He told police he had gone to a South Salt Lake business to “collect a debt” with an acquaintance, then tried to flee in a car when the police showed up.
But he claims he didn’t know that as he sat in the passenger seat as they sped away in a black Chevrolet Impala, they had hit a police officer.
He felt the impact, Jeffrey Black told police, but he thought it was a mailbox.
South Salt Lake Police Officer David Romrell died that Saturday evening from injuries he sustained after he was hit by the Impala. The driver, 31-year-old Felix Calata, was also killed that night after police officers opened fire after he hit Romrell.
Though he claims he didn’t know they hit a police officer, Black could now face the same penalties as if he had been behind the wheel himself.
The 43-year-old man was arrested Monday and booked into jail on suspicion of a number of charges, including aggravated murder, burglary, obstruction of justice and failure to stop for police.

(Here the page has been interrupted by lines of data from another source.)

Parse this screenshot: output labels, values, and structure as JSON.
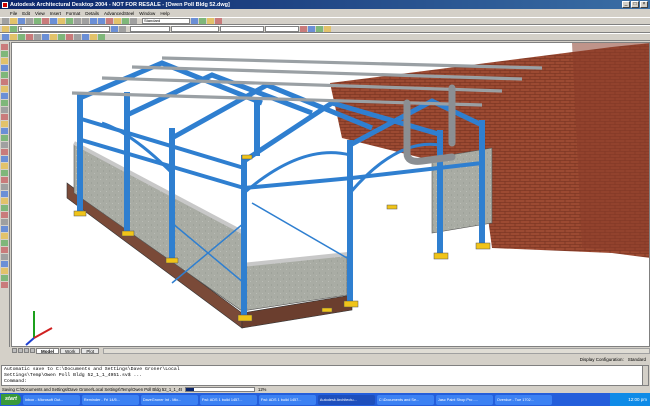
{
  "window": {
    "title": "Autodesk Architectural Desktop 2004 - NOT FOR RESALE - [Owen Poll Bldg 52.dwg]"
  },
  "menu": {
    "items": [
      "File",
      "Edit",
      "View",
      "Insert",
      "Format",
      "Details",
      "AdvancedSteel",
      "Window",
      "Help"
    ]
  },
  "toolbar": {
    "standard_combo": "Standard",
    "layer_combo": "0"
  },
  "tabs": {
    "model": "Model",
    "layout1": "Work",
    "layout2": "Plot"
  },
  "status": {
    "display_config_label": "Display Configuration:",
    "display_config_value": "Standard"
  },
  "command_line": {
    "line1": "Automatic save to C:\\Documents and Settings\\Dave Groner\\Local",
    "line2": "Settings\\Temp\\Owen Poll Bldg 52_1_1_4951.sv$ ...",
    "line3": "Command:"
  },
  "progress": {
    "label": "Saving C:\\Documents and Settings\\Dave Groner\\Local Settings\\Temp\\Owen Poll Bldg 52_1_1_4951.sv$",
    "percent": 12,
    "percent_text": "12%"
  },
  "taskbar": {
    "start": "start",
    "tasks": [
      "Inbox - Microsoft Out...",
      "Reminder - Fri 14/5...",
      "DaveGroner Int - Mic...",
      "Fwl: ADS 1 build 1457...",
      "Fwl: ADS 1 build 1457...",
      "Autodesk Architectu...",
      "C:\\Documents and Se...",
      "Jasc Paint Shop Pro -...",
      "Overdue - Tue 1702..."
    ],
    "clock": "12:00 pm"
  },
  "colors": {
    "steel": "#2f7fd0",
    "brick": "#9c4a32",
    "title_gradient_start": "#0a246a",
    "taskbar": "#245edb"
  }
}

No criminal charges have been filed as of Tuesday morning, and it’s not clear what police believe Black did that implicated him in Romrell’s death.
Romrell and his partner had responded to a report of a burglary late Saturday afternoon at a business complex at 3575 S. West Temple when they confronted Calata and Black.
Black later told police that he heard the officers yell for them to stop, according to a probable cause affidavit filed with the jail.
As he sat in the passenger seat, Black said he heard Calata say, “F--- it,” then accelerate the car and drive toward the police officers to try to get away.
After the vehicle struck Romrell, Calata kept driving as police fired toward them.
“Felix got out of the vehicle,” a police officer wrote in the affidavit, “and Jeffrey steered the vehicle towards a pole crashing the vehicle.”
Both men then tried to run away.
Calata, who was struck by gunfire, was captured and taken to a local hospital, where he died.
Black hid inside a boat for more than a hour to avoid being captured, according to the affidavit.
After police found him, Black was interviewed and was initially released.
South Salt Lake police spokesman Gary Keller said investigators from Unified police “revisited” the case and then arrested Black on Monday after he had answered some follow-up questions when he was at the police department to pick up some of his belongings.
“We’re just happy he’s in jail, behind bars,” Keller said. “[Black] could have made a difference, but he didn’t. We need to bring the family some closure. At least let him face the justice system and see where that all pans out.”
In an unusual move, South Salt Lake police alerted media to the arrest before making the routine transfer from the sheriff’s office to the county jail. When questioned by reporters, Black said he was sorry for the officer’s death and said he had only known Calata a few days before the incident that killed Romrell.
It’s not clear what charges might be filed against Black, if any. Salt Lake County District Attorney Sim Gill on Tuesday said he could not comment on any charging decisions being considered, saying he had yet to receive any reports from police about Black.
But Utah law allows prosecutors to charge an accomplice with serious crimes, even if they didn’t kill anyone. The law states that anyone who “solicits, requests, commands, encourages, or intentionally aids another person” in a crime can be held equally culpable for that crime.
That’s what happened in another Utah police officer’s death, when a then-17-year-old girl was convicted of aggravated murder and other crimes for driving her truck while her 27-year-old boyfriend fired out the back window and killed Utah County Sheriff’s Sgt. Cory Wride and injured Deputy Greg Sherwood in 2014. The boyfriend was killed in a shootout with police. Meagan Grunwald is currently serving a 25-year-to-life prison sentence.
It’s also possible that prosecutors could charge Black in Romrell’s death if they can show the homicide was committed “incident to an act, scheme, course of conduct, or criminal episode” where a serious crime — like a burglary or aggravated burglary — was committed.
Black is being held at the Salt Lake County jail without the opportunity to post bail, after a judge found he is likely to flee if released and committed a new felony while free on bail on another felony charge.
Black is facing drug possession charges in West Jordan and was expected to be sentenced Thursday for a domestic violence assault in Kanab. He has a lengthy criminal history, most of the crimes drug-related.
Romrell was a Marine veteran who had been with the police department for 11 months before his death. He leaves behind a wife and a 4-month-old child. Funeral arrangements for the officer have not yet been announced.